» **REQUIRED WORK**: Each entry should be duplicated verbatim; its pictures should not be.

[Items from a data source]
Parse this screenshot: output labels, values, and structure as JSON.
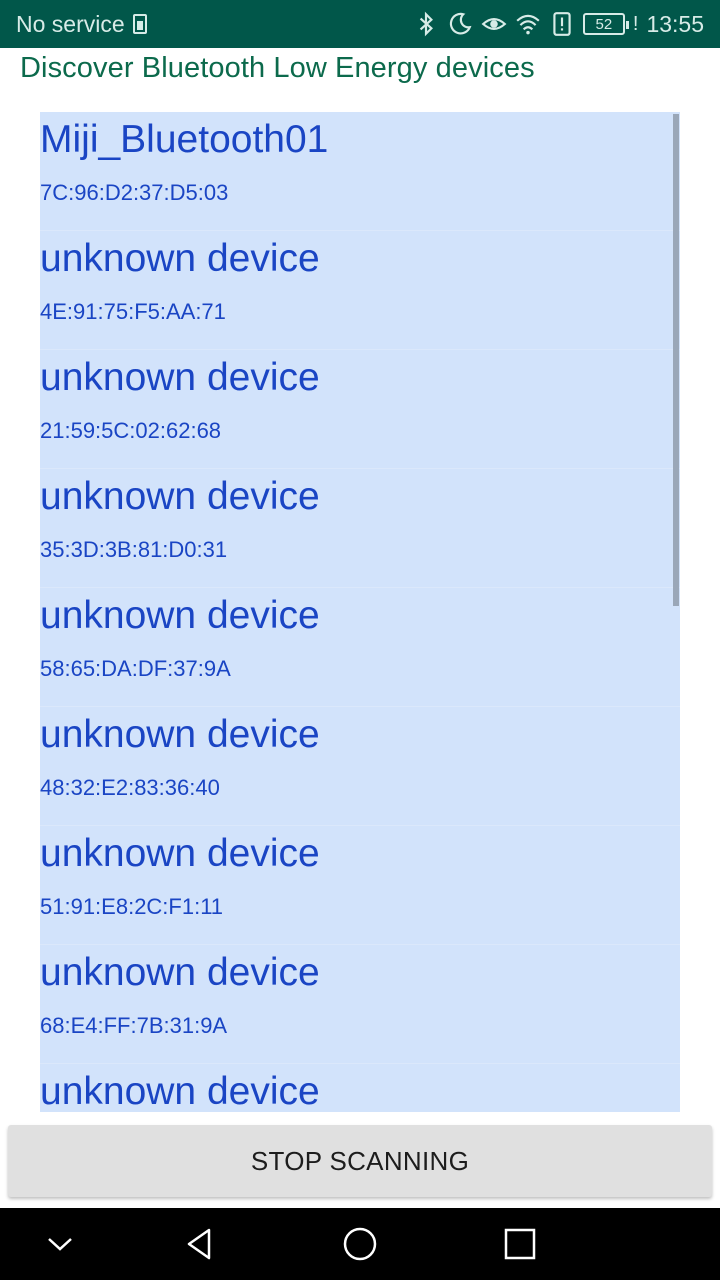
{
  "status_bar": {
    "carrier": "No service",
    "battery_level": "52",
    "time": "13:55",
    "icons": [
      "sim-icon",
      "bluetooth-icon",
      "moon-icon",
      "eye-icon",
      "wifi-icon",
      "alert-icon",
      "battery-icon",
      "signal-icon"
    ]
  },
  "title": "Discover Bluetooth Low Energy devices",
  "devices": [
    {
      "name": "Miji_Bluetooth01",
      "mac": "7C:96:D2:37:D5:03"
    },
    {
      "name": "unknown device",
      "mac": "4E:91:75:F5:AA:71"
    },
    {
      "name": "unknown device",
      "mac": "21:59:5C:02:62:68"
    },
    {
      "name": "unknown device",
      "mac": "35:3D:3B:81:D0:31"
    },
    {
      "name": "unknown device",
      "mac": "58:65:DA:DF:37:9A"
    },
    {
      "name": "unknown device",
      "mac": "48:32:E2:83:36:40"
    },
    {
      "name": "unknown device",
      "mac": "51:91:E8:2C:F1:11"
    },
    {
      "name": "unknown device",
      "mac": "68:E4:FF:7B:31:9A"
    },
    {
      "name": "unknown device",
      "mac": ""
    }
  ],
  "stop_button_label": "STOP SCANNING",
  "colors": {
    "status_bar_bg": "#01574a",
    "title_color": "#0c6a4c",
    "list_bg": "#d2e3fb",
    "device_text": "#1a45c4",
    "button_bg": "#e0e0e0"
  },
  "nav": {
    "icons": [
      "chevron-down-icon",
      "back-icon",
      "home-icon",
      "recents-icon"
    ]
  }
}
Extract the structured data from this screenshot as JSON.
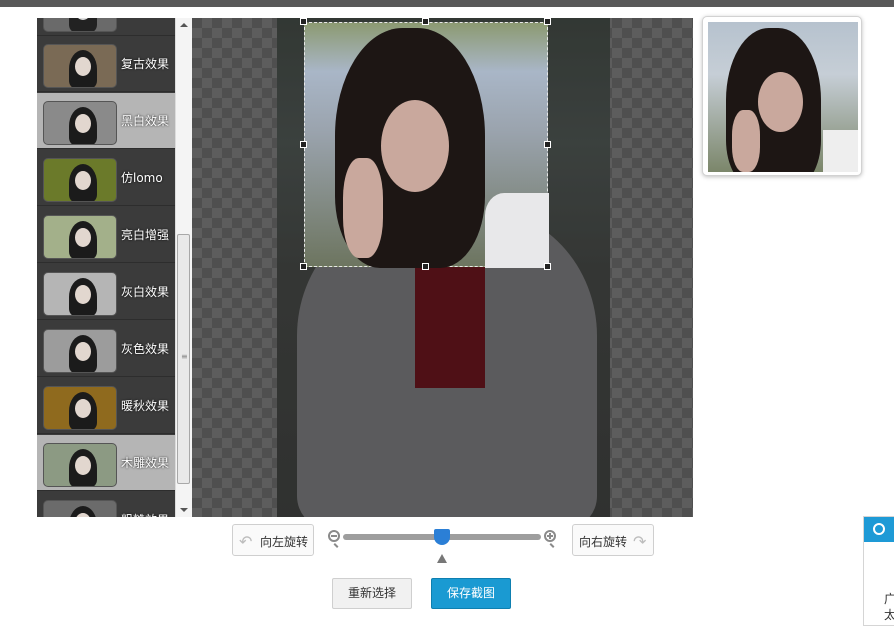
{
  "effects": [
    {
      "label": "复古效果",
      "tone": "#7a6a55",
      "selected": false
    },
    {
      "label": "黑白效果",
      "tone": "#8a8a8a",
      "selected": true
    },
    {
      "label": "仿lomo",
      "tone": "#6b7a2a",
      "selected": false
    },
    {
      "label": "亮白增强",
      "tone": "#a3b08a",
      "selected": false
    },
    {
      "label": "灰白效果",
      "tone": "#b5b5b5",
      "selected": false
    },
    {
      "label": "灰色效果",
      "tone": "#9c9c9c",
      "selected": false
    },
    {
      "label": "暖秋效果",
      "tone": "#8f6a1e",
      "selected": false
    },
    {
      "label": "木雕效果",
      "tone": "#8c9a83",
      "selected": true
    },
    {
      "label": "粗糙效果",
      "tone": "#6b6b6b",
      "selected": false
    }
  ],
  "controls": {
    "rotate_left": "向左旋转",
    "rotate_right": "向右旋转",
    "zoom_level": 0.5
  },
  "actions": {
    "reselect": "重新选择",
    "save": "保存截图"
  },
  "side_widget": {
    "text": "广\n太"
  },
  "colors": {
    "accent": "#1a9ad2",
    "slider_knob": "#2b7fd6"
  }
}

» **ANSWER TO THIS PROBLEM**:
Parse this screenshot: output labels, values, and structure as JSON.
{
  "status_bar": {
    "carrier": "No service",
    "battery_level": "52",
    "time": "13:55",
    "icons": [
      "sim-icon",
      "bluetooth-icon",
      "moon-icon",
      "eye-icon",
      "wifi-icon",
      "alert-icon",
      "battery-icon",
      "signal-icon"
    ]
  },
  "title": "Discover Bluetooth Low Energy devices",
  "devices": [
    {
      "name": "Miji_Bluetooth01",
      "mac": "7C:96:D2:37:D5:03"
    },
    {
      "name": "unknown device",
      "mac": "4E:91:75:F5:AA:71"
    },
    {
      "name": "unknown device",
      "mac": "21:59:5C:02:62:68"
    },
    {
      "name": "unknown device",
      "mac": "35:3D:3B:81:D0:31"
    },
    {
      "name": "unknown device",
      "mac": "58:65:DA:DF:37:9A"
    },
    {
      "name": "unknown device",
      "mac": "48:32:E2:83:36:40"
    },
    {
      "name": "unknown device",
      "mac": "51:91:E8:2C:F1:11"
    },
    {
      "name": "unknown device",
      "mac": "68:E4:FF:7B:31:9A"
    },
    {
      "name": "unknown device",
      "mac": ""
    }
  ],
  "stop_button_label": "STOP SCANNING",
  "colors": {
    "status_bar_bg": "#01574a",
    "title_color": "#0c6a4c",
    "list_bg": "#d2e3fb",
    "device_text": "#1a45c4",
    "button_bg": "#e0e0e0"
  },
  "nav": {
    "icons": [
      "chevron-down-icon",
      "back-icon",
      "home-icon",
      "recents-icon"
    ]
  }
}
Extract the structured data from this screenshot as JSON.
{
  "effects": [
    {
      "label": "复古效果",
      "tone": "#7a6a55",
      "selected": false
    },
    {
      "label": "黑白效果",
      "tone": "#8a8a8a",
      "selected": true
    },
    {
      "label": "仿lomo",
      "tone": "#6b7a2a",
      "selected": false
    },
    {
      "label": "亮白增强",
      "tone": "#a3b08a",
      "selected": false
    },
    {
      "label": "灰白效果",
      "tone": "#b5b5b5",
      "selected": false
    },
    {
      "label": "灰色效果",
      "tone": "#9c9c9c",
      "selected": false
    },
    {
      "label": "暖秋效果",
      "tone": "#8f6a1e",
      "selected": false
    },
    {
      "label": "木雕效果",
      "tone": "#8c9a83",
      "selected": true
    },
    {
      "label": "粗糙效果",
      "tone": "#6b6b6b",
      "selected": false
    }
  ],
  "controls": {
    "rotate_left": "向左旋转",
    "rotate_right": "向右旋转",
    "zoom_level": 0.5
  },
  "actions": {
    "reselect": "重新选择",
    "save": "保存截图"
  },
  "side_widget": {
    "text": "广\n太"
  },
  "colors": {
    "accent": "#1a9ad2",
    "slider_knob": "#2b7fd6"
  }
}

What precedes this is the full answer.